SG: Recruitment is therefore a major orientation of the SSA‘s HR policy and various actions have been taken to strengthen the attractiveness and retention of the medical staff. These actions (ongoing and future) concern different
- Promoting the values of our military medical service, which have been built from the last three centuries: the noblesse of our mission must be highlighted.
- Intensification of a specific recruitment communication using social networks.
- Implementation of new recruitment tools: „sourcing“ contract entrusted to a specialized service provider, development of a „networking“ strategy with the creation of a network of recruitment ambassadors, strengthening of „health - defense“ training within faculties and health student training institutes.
- Improving the remuneration of practitioners through the implementation of incentives for recruitment or categorical measures to encourage physician retention.
EMMS: How is the quality of your technical equipment?
SG: Our equipment allows us to respond to all the spectrum of operations envisaged. We have particularly worked on the mobility of damage control surgery capabilities and the SSA has recently developed an in-flight surgical capability.
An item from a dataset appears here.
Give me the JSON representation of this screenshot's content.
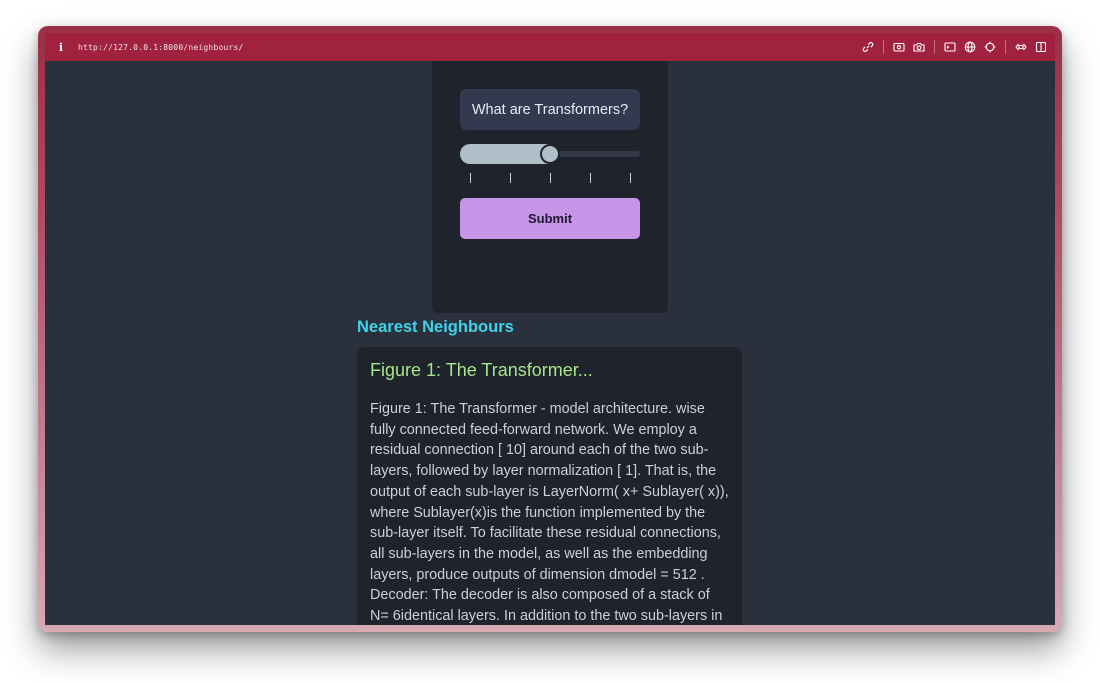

At the same time, we are working on the renewal of the R2 segment in order to deploy a surgical capability in an austere environment, including two critical care stations, two surgical sites and four intensive care stations.
EMMS: Cooperation on a European level is being intensified; one visible indication of this is the Multinational Medical Coordination Centre, MMCC. The medical service sector within the joint European defence policy is to be consolidated here. France has signed the PESCO Project EMC. How do you see France’s role in this project?
SG: The PESCO was issued from the Lisbon treaty (2007) and aims to promote European defense. It was reactivated in November 2017. 23 EU countries, willing to engage further on European collective security and defense, agreed initially on 19 projects. EMC, the only medical one, was approved on December 11th 2017 and given priority number one. In the spirit of 2016 Warsaw summit, COMEDS has issued a firm statement in its 49th plenary session to avoid duplication and thus merge this initiative with FNC/MMCC, with a broadened scope of missions, including operational ones. Building such an innovative multinational organization, which will contribute to a stronger NATO and a stronger EU, can be challenging; this is why France participates actively to the steering group, bringing its operational experience and helping project leading nation with defining MMCC/EMC concept and governance.
EMMS: What are your expectations in this regard?
SG: Facing increasing and vivid threats, European nations must develop a common strategic vision and knowledge, understand each other, and be able to coordinate themselves to act promptly and effectively together. This new organization must enable all this. I expect it will include, in the near future, the European Medical Operations Forum (EMOF), which is the medical part of the European intervention initiative.
EMMS: Are there any particular points you would like to make us aware of?
SG: All European medical services face same organisational and operational challenges as human resource deficit, and solutions vary due to political and military national agendas. To continue a policy of strong international partnership appears, more than ever, paramount.
EMMS: Is there anything you would like to convey to our readers?
SG: Operational medical research and innovation, above all efforts, appear to be the real way ahead for upgrading military medicine and save always more lives.
EMMS: Lieutenant General, thank you very much for granting us this concise and highly informative interview.